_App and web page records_
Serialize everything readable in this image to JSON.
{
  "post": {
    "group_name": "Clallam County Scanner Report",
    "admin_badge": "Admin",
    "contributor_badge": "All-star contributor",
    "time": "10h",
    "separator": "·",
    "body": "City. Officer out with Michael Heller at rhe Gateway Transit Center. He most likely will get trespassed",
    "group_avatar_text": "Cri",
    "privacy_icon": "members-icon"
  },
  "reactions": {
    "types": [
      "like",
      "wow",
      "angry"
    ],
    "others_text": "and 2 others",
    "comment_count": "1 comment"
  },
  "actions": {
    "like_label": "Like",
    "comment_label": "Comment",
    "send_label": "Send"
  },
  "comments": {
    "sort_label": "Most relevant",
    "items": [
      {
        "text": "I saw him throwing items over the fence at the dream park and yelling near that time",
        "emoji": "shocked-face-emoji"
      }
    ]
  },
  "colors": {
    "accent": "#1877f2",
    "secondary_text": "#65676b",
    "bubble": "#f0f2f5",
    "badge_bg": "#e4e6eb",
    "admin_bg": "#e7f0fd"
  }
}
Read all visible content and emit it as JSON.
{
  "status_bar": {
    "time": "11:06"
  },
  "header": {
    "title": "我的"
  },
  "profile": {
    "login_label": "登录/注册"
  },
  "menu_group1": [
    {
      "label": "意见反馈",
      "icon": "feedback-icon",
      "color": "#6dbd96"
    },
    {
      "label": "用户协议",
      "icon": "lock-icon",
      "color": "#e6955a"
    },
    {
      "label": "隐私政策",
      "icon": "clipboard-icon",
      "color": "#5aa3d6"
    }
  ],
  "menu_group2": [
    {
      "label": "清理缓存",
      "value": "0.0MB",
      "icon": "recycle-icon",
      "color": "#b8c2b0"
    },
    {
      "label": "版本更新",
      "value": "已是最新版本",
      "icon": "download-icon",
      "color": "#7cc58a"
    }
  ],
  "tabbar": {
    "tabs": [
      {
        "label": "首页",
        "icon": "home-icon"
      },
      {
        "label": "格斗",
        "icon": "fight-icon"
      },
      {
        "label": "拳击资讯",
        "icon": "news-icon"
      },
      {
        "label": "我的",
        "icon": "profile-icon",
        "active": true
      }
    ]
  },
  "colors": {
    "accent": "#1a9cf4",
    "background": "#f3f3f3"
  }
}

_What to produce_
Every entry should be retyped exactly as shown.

_Task answer_
Serialize everything readable in this image to JSON.
{
  "post": {
    "group_name": "Clallam County Scanner Report",
    "admin_badge": "Admin",
    "contributor_badge": "All-star contributor",
    "time": "10h",
    "separator": "·",
    "body": "City. Officer out with Michael Heller at rhe Gateway Transit Center. He most likely will get trespassed",
    "group_avatar_text": "Cri",
    "privacy_icon": "members-icon"
  },
  "reactions": {
    "types": [
      "like",
      "wow",
      "angry"
    ],
    "others_text": "and 2 others",
    "comment_count": "1 comment"
  },
  "actions": {
    "like_label": "Like",
    "comment_label": "Comment",
    "send_label": "Send"
  },
  "comments": {
    "sort_label": "Most relevant",
    "items": [
      {
        "text": "I saw him throwing items over the fence at the dream park and yelling near that time",
        "emoji": "shocked-face-emoji"
      }
    ]
  },
  "colors": {
    "accent": "#1877f2",
    "secondary_text": "#65676b",
    "bubble": "#f0f2f5",
    "badge_bg": "#e4e6eb",
    "admin_bg": "#e7f0fd"
  }
}
Read all visible content and emit it as JSON.
{
  "status_bar": {
    "time": "11:06"
  },
  "header": {
    "title": "我的"
  },
  "profile": {
    "login_label": "登录/注册"
  },
  "menu_group1": [
    {
      "label": "意见反馈",
      "icon": "feedback-icon",
      "color": "#6dbd96"
    },
    {
      "label": "用户协议",
      "icon": "lock-icon",
      "color": "#e6955a"
    },
    {
      "label": "隐私政策",
      "icon": "clipboard-icon",
      "color": "#5aa3d6"
    }
  ],
  "menu_group2": [
    {
      "label": "清理缓存",
      "value": "0.0MB",
      "icon": "recycle-icon",
      "color": "#b8c2b0"
    },
    {
      "label": "版本更新",
      "value": "已是最新版本",
      "icon": "download-icon",
      "color": "#7cc58a"
    }
  ],
  "tabbar": {
    "tabs": [
      {
        "label": "首页",
        "icon": "home-icon"
      },
      {
        "label": "格斗",
        "icon": "fight-icon"
      },
      {
        "label": "拳击资讯",
        "icon": "news-icon"
      },
      {
        "label": "我的",
        "icon": "profile-icon",
        "active": true
      }
    ]
  },
  "colors": {
    "accent": "#1a9cf4",
    "background": "#f3f3f3"
  }
}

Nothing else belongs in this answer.